_WHAT THE EXERCISE ASKS_
Pick each line that has "Investments" out of the records.

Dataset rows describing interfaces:
---------------

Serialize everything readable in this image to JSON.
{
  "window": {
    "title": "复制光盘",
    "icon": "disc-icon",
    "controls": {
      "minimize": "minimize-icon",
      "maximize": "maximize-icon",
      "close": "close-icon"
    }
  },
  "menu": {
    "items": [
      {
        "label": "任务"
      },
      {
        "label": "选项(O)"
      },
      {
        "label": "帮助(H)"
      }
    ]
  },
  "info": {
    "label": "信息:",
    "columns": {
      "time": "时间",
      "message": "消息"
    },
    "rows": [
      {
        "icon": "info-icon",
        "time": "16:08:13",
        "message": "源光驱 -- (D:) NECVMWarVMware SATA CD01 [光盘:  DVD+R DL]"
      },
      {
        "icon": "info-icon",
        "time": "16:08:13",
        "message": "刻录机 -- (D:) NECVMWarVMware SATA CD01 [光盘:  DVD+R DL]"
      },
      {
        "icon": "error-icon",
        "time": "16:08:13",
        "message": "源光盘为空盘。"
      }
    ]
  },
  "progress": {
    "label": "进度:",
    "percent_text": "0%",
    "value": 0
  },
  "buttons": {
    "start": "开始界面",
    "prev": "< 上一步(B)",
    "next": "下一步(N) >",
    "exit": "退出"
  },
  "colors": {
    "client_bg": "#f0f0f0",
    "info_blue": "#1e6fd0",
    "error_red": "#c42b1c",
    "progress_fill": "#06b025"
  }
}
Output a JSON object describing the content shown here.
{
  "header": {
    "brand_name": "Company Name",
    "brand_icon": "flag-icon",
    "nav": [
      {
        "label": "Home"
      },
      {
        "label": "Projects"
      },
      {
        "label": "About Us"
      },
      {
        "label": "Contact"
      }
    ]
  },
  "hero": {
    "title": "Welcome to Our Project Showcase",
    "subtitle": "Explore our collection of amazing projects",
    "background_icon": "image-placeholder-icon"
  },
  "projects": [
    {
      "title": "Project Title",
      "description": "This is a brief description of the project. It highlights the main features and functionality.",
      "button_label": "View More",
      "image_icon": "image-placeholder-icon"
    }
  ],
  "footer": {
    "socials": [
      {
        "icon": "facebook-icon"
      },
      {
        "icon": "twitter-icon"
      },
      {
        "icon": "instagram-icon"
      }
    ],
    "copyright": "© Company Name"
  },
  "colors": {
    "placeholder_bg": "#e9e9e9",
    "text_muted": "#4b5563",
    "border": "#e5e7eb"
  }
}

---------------

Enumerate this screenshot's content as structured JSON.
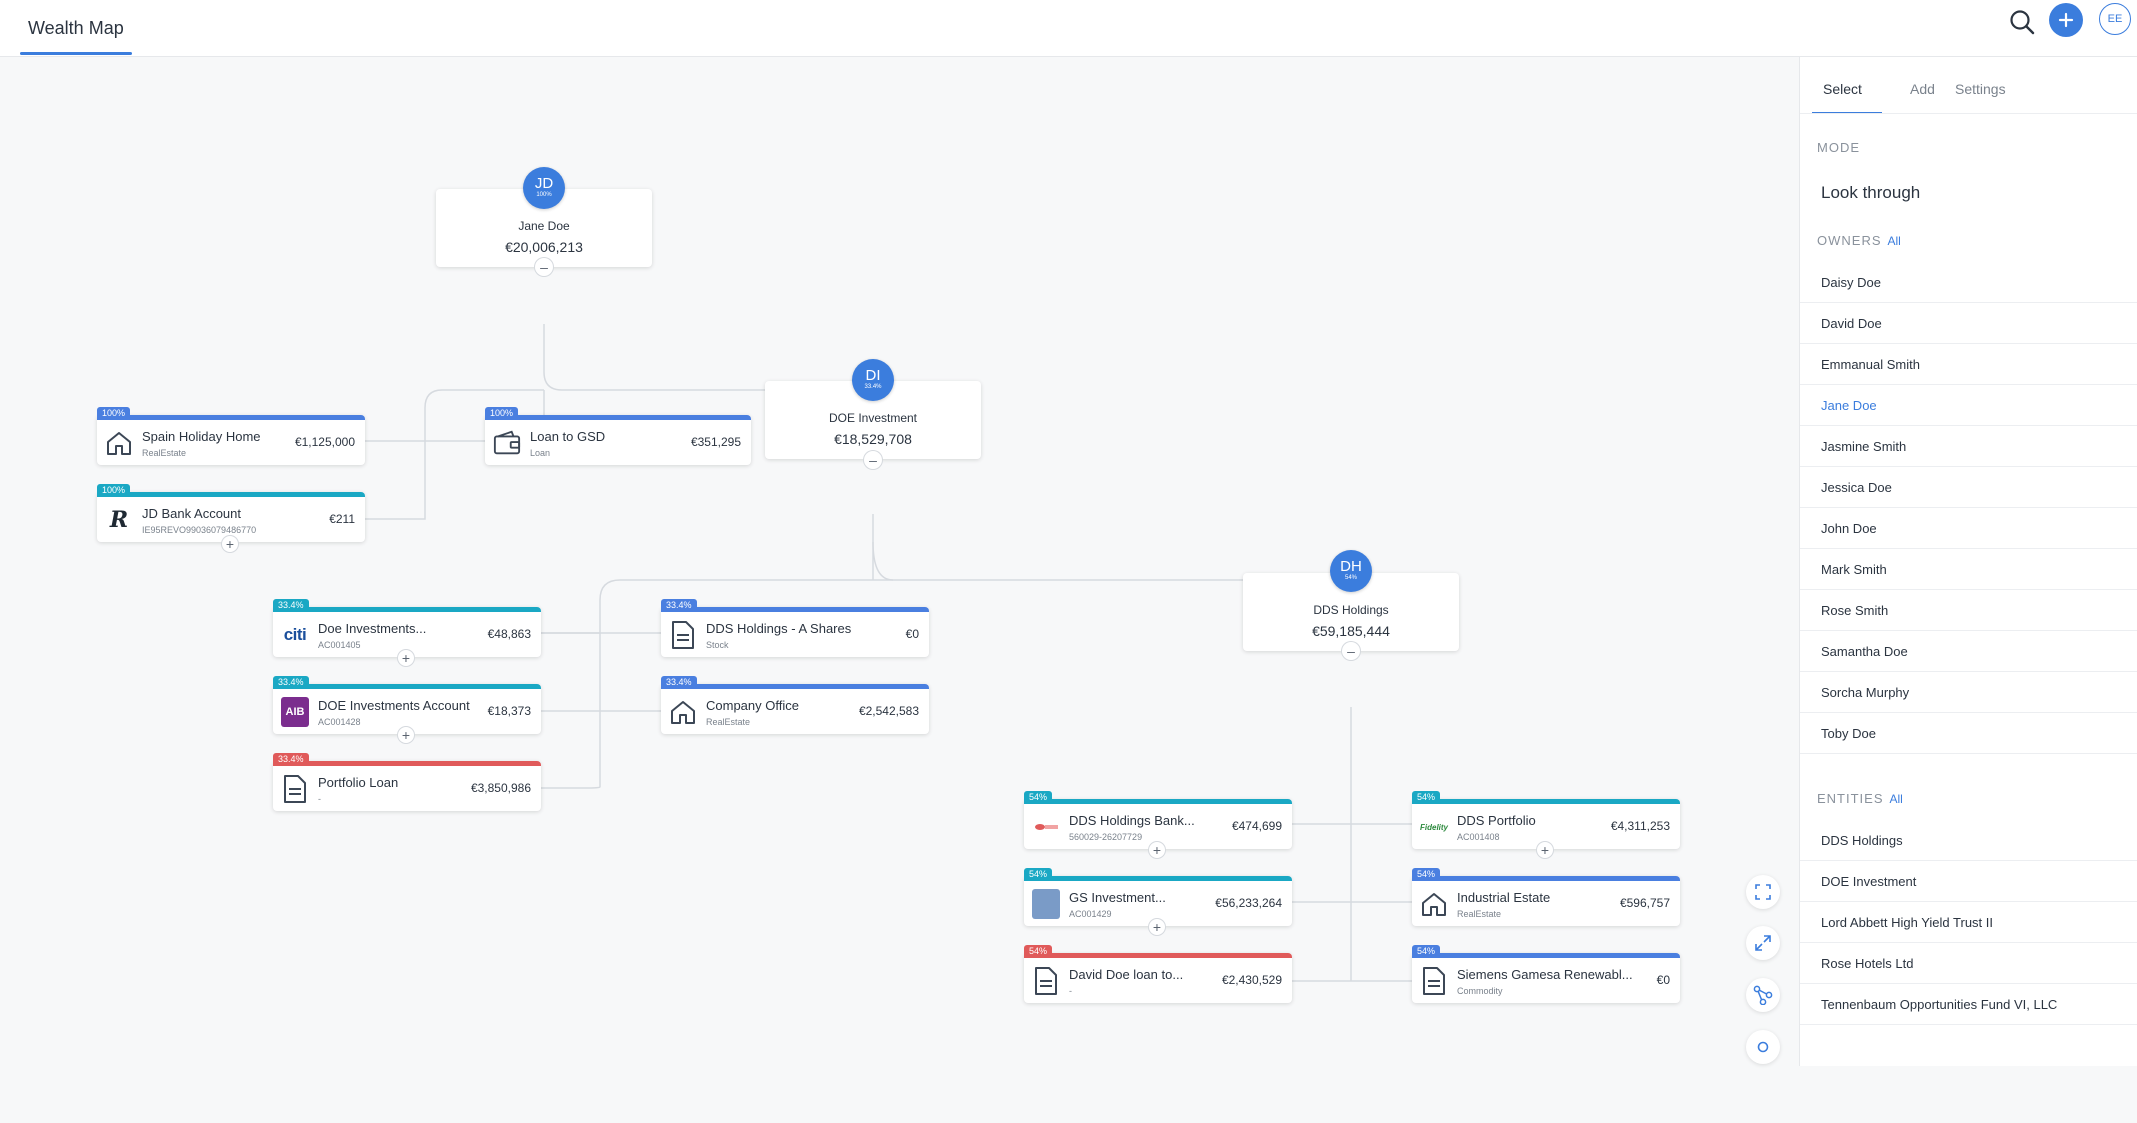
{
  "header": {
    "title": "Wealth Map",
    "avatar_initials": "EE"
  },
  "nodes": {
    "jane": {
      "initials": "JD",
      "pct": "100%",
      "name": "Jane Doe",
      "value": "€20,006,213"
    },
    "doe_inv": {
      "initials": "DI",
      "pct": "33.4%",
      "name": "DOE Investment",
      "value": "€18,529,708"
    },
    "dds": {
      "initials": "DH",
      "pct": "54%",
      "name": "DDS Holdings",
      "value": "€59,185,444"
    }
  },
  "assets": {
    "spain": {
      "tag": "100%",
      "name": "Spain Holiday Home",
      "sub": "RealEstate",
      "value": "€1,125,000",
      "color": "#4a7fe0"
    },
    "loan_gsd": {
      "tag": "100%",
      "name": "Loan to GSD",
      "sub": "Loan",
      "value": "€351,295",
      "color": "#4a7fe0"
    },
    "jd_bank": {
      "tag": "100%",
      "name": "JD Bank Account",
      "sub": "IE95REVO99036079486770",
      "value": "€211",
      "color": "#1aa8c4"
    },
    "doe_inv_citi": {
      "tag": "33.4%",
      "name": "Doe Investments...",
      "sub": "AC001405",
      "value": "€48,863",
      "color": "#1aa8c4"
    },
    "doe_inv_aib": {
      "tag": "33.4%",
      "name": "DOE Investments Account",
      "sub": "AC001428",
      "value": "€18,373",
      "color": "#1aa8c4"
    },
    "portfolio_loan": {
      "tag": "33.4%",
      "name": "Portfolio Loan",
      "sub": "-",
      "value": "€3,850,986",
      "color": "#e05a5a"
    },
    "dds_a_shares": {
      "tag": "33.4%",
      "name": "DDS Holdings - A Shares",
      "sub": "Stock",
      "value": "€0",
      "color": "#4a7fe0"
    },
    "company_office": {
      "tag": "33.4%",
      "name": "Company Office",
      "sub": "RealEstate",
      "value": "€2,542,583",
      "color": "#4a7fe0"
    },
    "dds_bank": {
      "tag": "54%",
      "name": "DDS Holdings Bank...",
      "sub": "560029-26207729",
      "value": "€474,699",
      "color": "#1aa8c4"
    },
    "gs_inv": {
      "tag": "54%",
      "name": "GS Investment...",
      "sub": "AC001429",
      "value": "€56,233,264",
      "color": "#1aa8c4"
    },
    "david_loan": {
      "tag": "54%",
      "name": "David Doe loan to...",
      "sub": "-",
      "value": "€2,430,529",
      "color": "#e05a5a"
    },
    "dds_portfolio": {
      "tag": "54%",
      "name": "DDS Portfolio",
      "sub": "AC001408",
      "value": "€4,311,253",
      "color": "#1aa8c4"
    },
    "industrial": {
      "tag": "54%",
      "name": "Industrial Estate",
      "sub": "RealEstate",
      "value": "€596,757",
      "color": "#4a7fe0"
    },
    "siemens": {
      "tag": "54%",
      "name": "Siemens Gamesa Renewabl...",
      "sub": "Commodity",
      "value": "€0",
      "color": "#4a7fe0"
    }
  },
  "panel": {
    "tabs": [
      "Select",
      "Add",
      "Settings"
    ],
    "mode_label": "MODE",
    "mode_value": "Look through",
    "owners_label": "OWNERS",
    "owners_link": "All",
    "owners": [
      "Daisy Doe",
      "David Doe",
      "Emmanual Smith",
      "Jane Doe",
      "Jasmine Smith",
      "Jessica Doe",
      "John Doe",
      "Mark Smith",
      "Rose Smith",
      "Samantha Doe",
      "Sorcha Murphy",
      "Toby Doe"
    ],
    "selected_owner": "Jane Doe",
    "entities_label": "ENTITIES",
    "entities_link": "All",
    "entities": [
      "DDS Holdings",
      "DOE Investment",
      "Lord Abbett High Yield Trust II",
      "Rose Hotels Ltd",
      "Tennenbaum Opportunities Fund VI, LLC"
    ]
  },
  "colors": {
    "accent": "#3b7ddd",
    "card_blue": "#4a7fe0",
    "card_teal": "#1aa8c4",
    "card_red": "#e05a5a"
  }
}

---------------

_EXPECTED OUTPUT_
      "name": "Doe Investments...",
      "name": "DOE Investments Account",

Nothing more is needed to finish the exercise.